TWO bare mattresses and a bunk bed are crammed into a single room behind the Ladies Bar tavern in Mariannridge, west of Durban.
It’s the bedroom, kitchen, bathroom, and living room for Lance Viljoen, his wife, two sons, mother-in-law and brother-in-law.
The 33-year-old points to one of two pit toilets outside the room that his family shares with more than 35 neighbouring families who live in similar conditions.
The stench of faeces and urine is swirling in the air.
Viljoen’s 4-year-old son is still infected with sores after falling into the toilet while playing with friends in August.
“I don’t see any hope for my sons here. How can we live like this?” he asks.
Viljoen and many of his neighbours across the settlement do not earn enough money to relieve them from this poverty.
On Tuesday, they threw flaming branches and tyres into the winding road to their settlement and tried in vain to take down the “Welcome to Mariannridge” sign.
They want the eThekwini Municipality to deliver on promises of housing.
Their anger was spurred when the city’s land invasion unit tore down shacks that had been built by those trying to escape the overcrowded living quarters of council flats and low-rent rooms - like Viljoen’s.
He has been working as a supply-chain supervisor for the past six months.

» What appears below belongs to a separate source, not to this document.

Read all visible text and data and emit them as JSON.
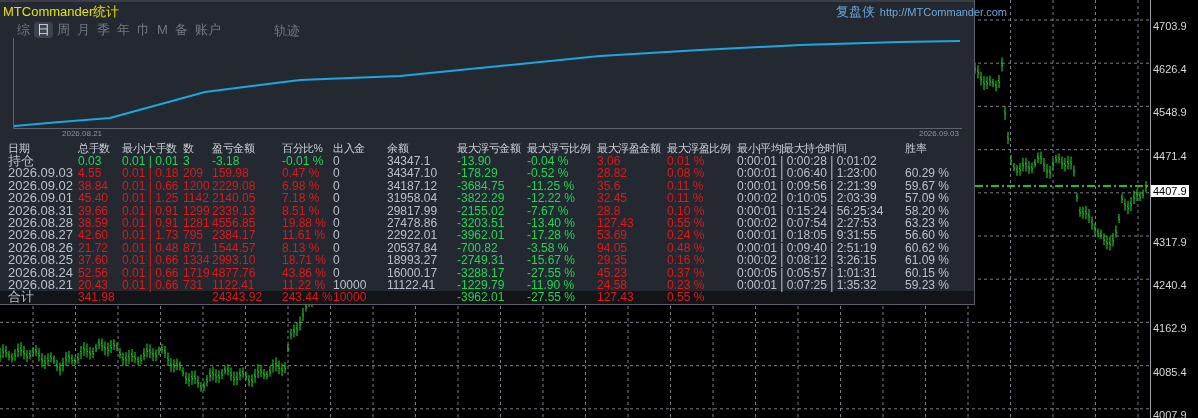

The money the family earns is not enough to pay the more than R450 they pay to a private landlord at Mariannridge. “For my first 25 years, I lived in council flats. But we eventually had to leave. There were too many of us there,” he said.
At a council flat nearby, 58-year-old Theo Smith has been living there since birth.
“My family was moved here because of the Group Areas Act in 1977. No more council flats have been built since then, and we don’t even have a title deed. In all these flats, you’ll find generations of families living in the same house,” he said.
The two-bedroom flat houses 17 of Smith’s family.
“This is why our children are growing up to be drug addicts and drop-outs. How do you grow up in an environment like this that is so overcrowded? It’s affecting them. They’re turning to drugs and can’t get out,” said Sinead Marillier.
The 27-year-old mother of six was part of the group of residents who took the Sunday Tribune on walk about.
Marillier’s shack was demolished by municipality’s Land Invasion Unit this week.
“They came in without documents and destroyed everything. And they were happy to do it too. They said ‘you coloured people, you are dogs’,” Marillier claimed.
Her shack has been rebuilt with help from the community, and she continues living there with her children, aged between 1 and 9.
She had moved into the shack to escape the overcrowded rooms at the complex where Viljoen stays.
All three families have blamed their ward councillor, Reginal Cloete, Mayor Zandile Gumede, and the government which they claimed have been ignorant to their plight.
Viljoen said: “Our ward councillor doesn’t care to help us. He is so rude to us. They’ve been making promises since last year, and still want our votes.”
Smith said: “Get rid of this government. We are taking our land back no matter what.”
Marillier said: “The mayor promised to come here many times to see what we are going through she doesn’t even know how we are living.”
Cloete told the Sunday Tribune the construction of 500 RDP houses would start in January or February next year.
However, he was quoted in the media last year where he promised construction would begin in September 2017.
“That is true, there was a delay with the processes, and the contractor pulled out. We had to start the tender process again,” he said. “There is nothing like they don’t have a place to stay.
“I understand that there are people that are overcrowded in the flats. But they’ve been staying in those flats all along.
“So we cannot say that because shacks were demolished that they have nowhere to stay. They will stay where they were staying.”
He denied that the municipality has been turning a blind eye towards the community.
“The people of Mariannridge only want to take land, that is why they are bringing all these accusations. It s not fair because the same land they want to invade is where we promised to build 500 RDP houses,” he said.
The Department of Human Settlements has been looking into the incident where shacks were demolished, according to spokesperson Mbulelo Baloyi.